Items in AFP with MESH term: Disability Evaluation
A Patient Seeking Disability - Curbside Consultation
Cerebral Palsy: An Overview - Article
ABSTRACT: The presentation of cerebral palsy can be global mental and physical dysfunction or isolated disturbances in gait, cognition, growth, or sensation. It is the most common childhood physical disability and affects 2 to 2.5 children per 1,000 born in the United States. The differential diagnosis of cerebral palsy includes metabolic and genetic disorders. The goals of treatment are to improve functionality and capabilities toward independence. Multispecialty treatment teams should be developed around the needs of each patient to provide continuously updated global treatment care plans. Complications of cerebral palsy include spasticity and contractures; feeding difficulties; drooling; communication difficulties; osteopenia; osteoporosis; fractures; pain; and functional gastrointestinal abnormalities contributing to bowel obstruction, vomiting, and constipation. Valid and reliable assessment tools to establish baseline functions and monitor developmental gains have contributed to an increasing body of evidenced-based recommendations for cerebral palsy. Many of the historical treatments for this ailment are being challenged, and several new treatment modalities are available. Adult morbidity and mortality from ischemic heart disease, cerebrovascular disease, cancer, and trauma are higher in patients with cerebral palsy than in the general population.
ABSTRACT: As many as 90 percent of persons with occupational nonspecific low back pain are able to return to work in a relatively short period of time.

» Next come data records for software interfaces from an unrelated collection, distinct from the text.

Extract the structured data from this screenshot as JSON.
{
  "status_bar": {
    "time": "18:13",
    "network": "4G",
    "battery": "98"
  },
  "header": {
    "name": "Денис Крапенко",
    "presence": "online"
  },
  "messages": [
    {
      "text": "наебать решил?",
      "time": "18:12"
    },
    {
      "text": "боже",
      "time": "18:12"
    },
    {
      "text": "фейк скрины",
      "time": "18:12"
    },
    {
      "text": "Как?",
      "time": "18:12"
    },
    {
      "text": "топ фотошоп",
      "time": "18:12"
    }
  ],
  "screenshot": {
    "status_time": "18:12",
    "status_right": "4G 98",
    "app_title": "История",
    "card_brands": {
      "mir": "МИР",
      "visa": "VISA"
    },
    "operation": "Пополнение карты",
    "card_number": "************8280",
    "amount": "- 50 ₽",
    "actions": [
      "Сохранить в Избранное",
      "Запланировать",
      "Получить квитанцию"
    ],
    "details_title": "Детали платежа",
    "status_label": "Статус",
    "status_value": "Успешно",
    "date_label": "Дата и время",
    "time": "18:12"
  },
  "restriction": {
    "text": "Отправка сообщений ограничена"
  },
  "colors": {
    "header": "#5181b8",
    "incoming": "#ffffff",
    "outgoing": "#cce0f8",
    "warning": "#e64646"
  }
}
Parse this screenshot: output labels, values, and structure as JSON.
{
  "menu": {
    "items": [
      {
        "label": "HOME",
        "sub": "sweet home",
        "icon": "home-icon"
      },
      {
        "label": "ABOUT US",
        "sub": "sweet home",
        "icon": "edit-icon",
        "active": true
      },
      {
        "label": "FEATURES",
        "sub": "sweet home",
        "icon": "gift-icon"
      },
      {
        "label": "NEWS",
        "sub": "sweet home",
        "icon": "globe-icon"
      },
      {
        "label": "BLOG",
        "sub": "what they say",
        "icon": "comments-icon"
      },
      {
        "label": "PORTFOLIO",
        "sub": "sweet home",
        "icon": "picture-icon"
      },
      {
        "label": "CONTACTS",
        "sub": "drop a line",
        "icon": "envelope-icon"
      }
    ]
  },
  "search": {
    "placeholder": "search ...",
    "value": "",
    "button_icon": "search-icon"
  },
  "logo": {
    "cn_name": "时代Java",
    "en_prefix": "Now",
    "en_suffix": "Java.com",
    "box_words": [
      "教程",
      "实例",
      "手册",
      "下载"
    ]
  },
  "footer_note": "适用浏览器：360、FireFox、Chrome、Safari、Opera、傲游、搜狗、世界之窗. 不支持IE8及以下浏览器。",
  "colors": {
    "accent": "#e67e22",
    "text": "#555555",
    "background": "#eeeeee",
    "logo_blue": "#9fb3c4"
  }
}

As long as no "red flags" exist, the patient should be encouraged to remain as active as possible, minimize bed rest, use ice or heat compresses, take anti-inflammatory or analgesic medications if desired, participate in home exercises, and return to work as soon as possible. Medical and surgical intervention should be minimized when abnormalities on physical examination are lacking and the patient is having difficulty returning to work after four to six weeks. Personal and occupational psychosocial factors should be addressed thoroughly, and a multidisciplinary rehabilitation program should be strongly considered to prevent delayed recovery and chronic disability. Patient advocacy should include preventing unnecessary and ineffective medical and surgical interventions, prolonged work loss, joblessness, and chronic disability.
ABSTRACT: Family physicians are frequently asked to complete disability certification forms for workers. The certification process can be contentious because of the number of stakeholders, the varying definitions of disability and the nature of the administrative systems. Insufficient training on disability during medical school and residency complicates this process. Disability systems discussed include workers' compensation, private disability insurance, the Americans with Disabilities Act and the Family and Medical Leave Act. Strategies that help the physician complete disability certification forms effectively include identification of disability type, ascertainment of the definition of disability being applied, evaluation of workplace demands and essential job functions, assessment of worker capacity, and accurate and timely completion of the forms in their entirety.
ABSTRACT: Physicians are frequently involved in the assessment of impairment and disability as the treating physician, in consultation, or as an independent medical examiner. The key elements of this assessment include a comprehensive clinical evaluation and appropriate standardized testing to establish the diagnosis, characterize the severity of impairment, and communicate the patient's abilities, restrictions, and need for accommodation. In some cases, a functional capacity evaluation performed by a physical or occupational therapist or a neuropsychological evaluation performed by a neuropsychologist may be required to further clarify the functional capacity of the patient. The results of the impairment evaluation should be communicated in clear, simple terms to nonmedical professionals representing the benefits systems. These individuals make the final determination on the extent of disability and eligibility for benefits and compensation under that particular benefits system.
Predicting Benefit of Spinal Manipulation for Low Back Pain - Point-of-Care Guides
Disability Revisited - Curbside Consultation
Evaluating Patients for Return to Work - Article
ABSTRACT: The family physician is often instrumental in the process of returning a patient to the workplace after injury or illness. Initially, the physician must gain an understanding of the job's demands through detailed discussions with the patient, the patient's work supervisor or the occupational medicine staff at the patient's place of employment. Other helpful sources of information include job demand analysis evaluations and the Dictionary of Occupational Titles. With an adequate knowledge of job requirements and patient limitations, the physician should document specific workplace restrictions, ensuring a safe and progressive reentry to work. Occupational rehabilitation programs such as work hardening may be prescribed, if necessary. If the physician is unsure of the patient's status, a functional capacity evaluation should be considered. The family physician should also be familiar with the Americans with Disabilities Act as it applies to the patient's "fitness" to perform the "essential tasks" of the patient's job.
A Pilot Grounded: Living with Chronic Back Pain - Close-ups